HOW TO PRACTICE GRATITUDE. You can practice gratitude in many simple and easy ways. Start by setting aside a few minutes on a consistent basis to think about things for which you are grateful. You can keep a gratitude journal or write a gratitude letter. Have a goal of naming several things that you appreciate. It doesn’t have to be a long list, maybe three to five things. These are just a few examples, however, next week in this space, Ian Evans, Psy.D., Staff Psychologist and Suicide Prevention Coordinator, will highlight other ways to infuse gratitude into your life.
Efforts to make people feel valued and included create significant rewards in terms of performance, productivity, and satisfaction. Overall, everyone wants to feel seen, heard, and appreciated. Allow space in your office, residence hall, or workroom for individuals to post positive affirmations. Try to set aside time in an office or organizational meeting so people can practice, receive, and share gratitude. Recognizing and celebrating people for their contributions can provide a positive morale boost.
CULTURE AND GRATITUDE. It is also important to note that we do not all express gratitude the same way. Our culture and background can shape how we show gratitude. One’s appreciation language may include expressing gratitude with words of affirmation (public praise), while others may do this through quality time. Understanding one’s language of appreciation has been shown to improve job satisfaction, but it also is helpful in other settings to improve communication and connections with classmates, colleagues, friends, and family.
GET STARTED WITH GRATITUDE. There isn’t one specific way to experience or express gratitude. Choose what is meaningful and feels right for you. Overall, practicing gratitude contributes to feeling more grounded and hopeful by recognizing the positive aspects present in your life. Consider giving it a try.

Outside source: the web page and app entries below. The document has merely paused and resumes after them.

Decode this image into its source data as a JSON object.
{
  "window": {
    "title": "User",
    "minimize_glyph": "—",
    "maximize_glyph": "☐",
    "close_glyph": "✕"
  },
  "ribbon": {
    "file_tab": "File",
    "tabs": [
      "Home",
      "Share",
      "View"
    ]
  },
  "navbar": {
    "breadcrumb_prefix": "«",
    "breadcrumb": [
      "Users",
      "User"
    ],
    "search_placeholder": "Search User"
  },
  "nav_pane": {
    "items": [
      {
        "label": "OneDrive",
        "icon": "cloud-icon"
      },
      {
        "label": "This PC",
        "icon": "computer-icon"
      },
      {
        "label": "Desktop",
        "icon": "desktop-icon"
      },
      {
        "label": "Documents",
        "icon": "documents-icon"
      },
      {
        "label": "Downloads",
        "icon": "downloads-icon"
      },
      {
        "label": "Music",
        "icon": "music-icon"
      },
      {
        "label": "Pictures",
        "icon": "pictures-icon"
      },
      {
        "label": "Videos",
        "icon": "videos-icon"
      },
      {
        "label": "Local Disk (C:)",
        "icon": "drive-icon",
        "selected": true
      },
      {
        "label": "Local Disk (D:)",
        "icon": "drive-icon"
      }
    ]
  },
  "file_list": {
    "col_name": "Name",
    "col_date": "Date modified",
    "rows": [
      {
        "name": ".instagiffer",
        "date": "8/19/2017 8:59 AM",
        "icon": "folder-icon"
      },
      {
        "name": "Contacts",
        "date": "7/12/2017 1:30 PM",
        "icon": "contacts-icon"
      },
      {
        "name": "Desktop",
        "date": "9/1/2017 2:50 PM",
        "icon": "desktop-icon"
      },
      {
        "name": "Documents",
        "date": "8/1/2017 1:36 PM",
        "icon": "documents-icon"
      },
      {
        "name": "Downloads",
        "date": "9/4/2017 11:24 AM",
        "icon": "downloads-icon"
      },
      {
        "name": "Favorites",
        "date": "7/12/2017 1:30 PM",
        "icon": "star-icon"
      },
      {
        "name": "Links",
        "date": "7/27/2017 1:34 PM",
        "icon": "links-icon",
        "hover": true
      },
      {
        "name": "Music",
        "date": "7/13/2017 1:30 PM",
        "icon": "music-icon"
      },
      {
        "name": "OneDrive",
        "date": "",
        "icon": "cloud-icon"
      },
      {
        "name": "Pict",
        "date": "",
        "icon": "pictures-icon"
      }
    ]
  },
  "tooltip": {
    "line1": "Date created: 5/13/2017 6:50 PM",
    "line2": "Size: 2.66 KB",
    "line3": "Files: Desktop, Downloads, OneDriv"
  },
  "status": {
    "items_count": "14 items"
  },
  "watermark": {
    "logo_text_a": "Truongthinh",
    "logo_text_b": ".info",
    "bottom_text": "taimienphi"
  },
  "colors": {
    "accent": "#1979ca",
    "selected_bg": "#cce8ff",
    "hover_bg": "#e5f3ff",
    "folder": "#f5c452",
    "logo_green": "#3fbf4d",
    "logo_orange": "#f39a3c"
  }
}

In two weeks, Stacey McElroy-Heltzel, PhD, Assistant Professor in Counseling Psychology, will provide insight on how to become gratitude leader. More information can be found on the Grateful Hawks Gratitude Resource Guide: mentalhealth.uiowa.edu/grateful-hawks. #GratefulHawks